Thursday, February 9, 2012

What does God think about Romance?

Perhaps I'm asking this because Valentine's Day is coming up. It's not my conscious motivation though. I think it's coming from the fact that we have been reading a lot about Ps. Dionysius's influence on St. Thomas' Summa Theologica... but I did start dating Anne-Marie around this time of the year... Aaaaaw.

I often ask this question when we come to speak about the passion of love in the Summa (we are not there yet). Aquinas asks some interesting questions about it. In question 28 of the "first part of the second part" of the Summa, he asks:

1. Is union an effect of love?
2. Is mutual indwelling an effect of love?
3. Is ecstasy an effect of love?
4. Is zeal an effect of love?
5. Is love a passion that is hurtful to the lover?
6. Is love cause of all that the lover does?

I find this especially interesting because he was writing in that very peculiar age of the courtly romance (Dante lay not too far off in the future). How was Thomas influenced by them? Was he? - he seems so serious? They were serious too, those love-mad troubadours, but not about the same things he was. Now, if you have studied my bio page on Blogger, you'll note that I included the worst offender of all as one of my favourite books, Dante's La Vita Nuova. This is basically a poem which recounts the history of his love for Beatrice. I got to tell you, you'll either love it or hate it. People are often surprised by the fact that I love it.

I find romance such an odd creature. Ask my wife, I'm not all that romantic. No, don't.

And yet...

If you know anything about the Catholic mystical tradition, you know that the fave book of that hunta was the Song of Songs, ever since Origen, and all the way up to St. John of the Cross.

It is about intimacy and passion. It is deeply sexual. Monks being interested in it screams sublimation, and that, I think, is okay. But - and hopefully you'll never have to endure the literature I had to endure on this subject while I was a history undergrad at Dalhousie - there is a line that needs to be drawn. Those feminists we were forced to read loved to describe St. Theresa of Avila's mystical experiences as orgasmic, for instance. They weren't conscious of any other part of man than the material, it seems.

So passion can be Christian. Q.28 above is devoted to the passion of love, not the virtue (which is dealt with in the second part of the second part of the Summa). Not only can passion be Christian, but Christians must have passion,and not only passion as the general ability to feel things, but they must be passionate too. Book 14 of City of God has Augustine's important description of the goodness of emotions.
But with romance we aren't taking about any passion, we are talking about one particular passion - is it a good one? How is this type of love different from love in general? Is it any better than the deep love certain people have for hockey, or stamps, or birds? Is Dante no better than a British soccer hooligan? Many people would say unequivocally, that, yes, romantic love is better, but there is, indeed, something sometimes rather disturbing about Dante's conduct towards Beatrice, and Young Wurther's conduct, and Romeo's, etc. In fact, I think - though not an expert on this either - that the Divine Comedy includes at least one sound chastisement of Dante's love addiction. Is that what romance is in its most advanced form - addiction to love, something along the lines of Augustine's ridicule of love for sake of love?

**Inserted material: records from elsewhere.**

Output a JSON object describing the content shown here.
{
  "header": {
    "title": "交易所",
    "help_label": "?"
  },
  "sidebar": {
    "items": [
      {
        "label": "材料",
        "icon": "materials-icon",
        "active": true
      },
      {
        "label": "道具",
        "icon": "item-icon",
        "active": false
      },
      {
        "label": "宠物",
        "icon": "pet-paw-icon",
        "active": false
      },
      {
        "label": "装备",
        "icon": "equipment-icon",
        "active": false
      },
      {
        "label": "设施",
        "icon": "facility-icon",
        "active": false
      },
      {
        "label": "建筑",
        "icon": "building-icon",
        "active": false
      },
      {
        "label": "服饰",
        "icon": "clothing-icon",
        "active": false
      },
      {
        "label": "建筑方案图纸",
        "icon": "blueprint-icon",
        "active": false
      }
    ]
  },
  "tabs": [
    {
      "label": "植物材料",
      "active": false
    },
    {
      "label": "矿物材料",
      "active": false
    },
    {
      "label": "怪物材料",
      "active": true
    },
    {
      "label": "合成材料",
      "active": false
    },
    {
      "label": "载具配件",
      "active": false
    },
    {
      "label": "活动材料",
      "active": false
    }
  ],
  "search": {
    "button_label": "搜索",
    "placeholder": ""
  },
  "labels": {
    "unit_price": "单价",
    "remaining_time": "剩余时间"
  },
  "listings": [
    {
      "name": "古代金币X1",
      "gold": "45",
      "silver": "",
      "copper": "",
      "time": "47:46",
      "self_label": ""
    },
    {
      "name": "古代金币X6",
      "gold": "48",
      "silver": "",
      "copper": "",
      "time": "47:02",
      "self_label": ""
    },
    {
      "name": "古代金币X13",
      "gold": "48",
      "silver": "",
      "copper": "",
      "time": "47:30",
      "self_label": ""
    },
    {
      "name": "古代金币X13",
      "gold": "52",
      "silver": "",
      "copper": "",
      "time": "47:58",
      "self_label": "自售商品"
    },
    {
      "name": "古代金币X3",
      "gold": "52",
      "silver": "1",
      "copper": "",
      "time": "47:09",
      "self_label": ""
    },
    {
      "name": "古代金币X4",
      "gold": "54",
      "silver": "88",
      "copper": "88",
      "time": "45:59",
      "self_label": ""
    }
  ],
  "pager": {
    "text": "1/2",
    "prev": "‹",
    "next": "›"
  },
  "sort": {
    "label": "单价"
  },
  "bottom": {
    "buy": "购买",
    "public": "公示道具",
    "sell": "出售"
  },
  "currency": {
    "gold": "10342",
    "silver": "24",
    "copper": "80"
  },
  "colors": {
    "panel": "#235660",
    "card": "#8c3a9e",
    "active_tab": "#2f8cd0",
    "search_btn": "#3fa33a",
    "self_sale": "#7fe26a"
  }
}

Is love sexual addiction? Is it intense emotional insecurity? Or is it, as Hollywood have us believe, as well as the Bronte sisters, the highest state of existence?
It is not surprising that Aquinas distinguishes between the ecstasy attached to love of God and that of friendship (in which he would include romantic love, if he employed the term, which he does not). He does not believe that this romantic love is the source of special knowledge or a higher state of being. That he reserves to the love of God. For love of friendship is about pleasure in oneself, not the transcending of self. He is quick to refer to "violent passion and madness" here. But even a superficial reading of people like Dante would note that they are intent on eliding the love of the human beloved and the love of God. Is this a way to escape Thomas' 'condemnation'? Why does Thomas make the distinction between the effects of the love of God and that of the human beloved? Because they are objects with effects: when God loves He draws one up beyond what the person is capable of by nature; on the other hand, a person cannot do that. But cannot God be loved in the great good that can be present in the love of one person for another? Yes, surely. But is this what occurs usually? No.

What can we say, does human romantic love usually or usually not elevate the person to God? I would say it does have that positive aspect as a part of it, but the more irrational it becomes the less does this remain true. So, I would say that those cases of mad love are not healthy and are not religious experiences. But we would do just about anything to hang on to them - wouldn't we? - even so far as to defy the divine command.

Happy Valentine's Day!


  1. This comment has been removed by the author.

  2. Sorry, I meant 'football'.

    If the question is seriously meant, I was wondering if Dante's love madness is just that, an irrational madness (redundant). If you read La Vita Nuova I thing you will see that it is, as we moderns say, 'unbalanced.' Someone who gets so 'into' something as to loose focus on anything else is not is a healthy state, and yet we admire these people on the big screen or in novels.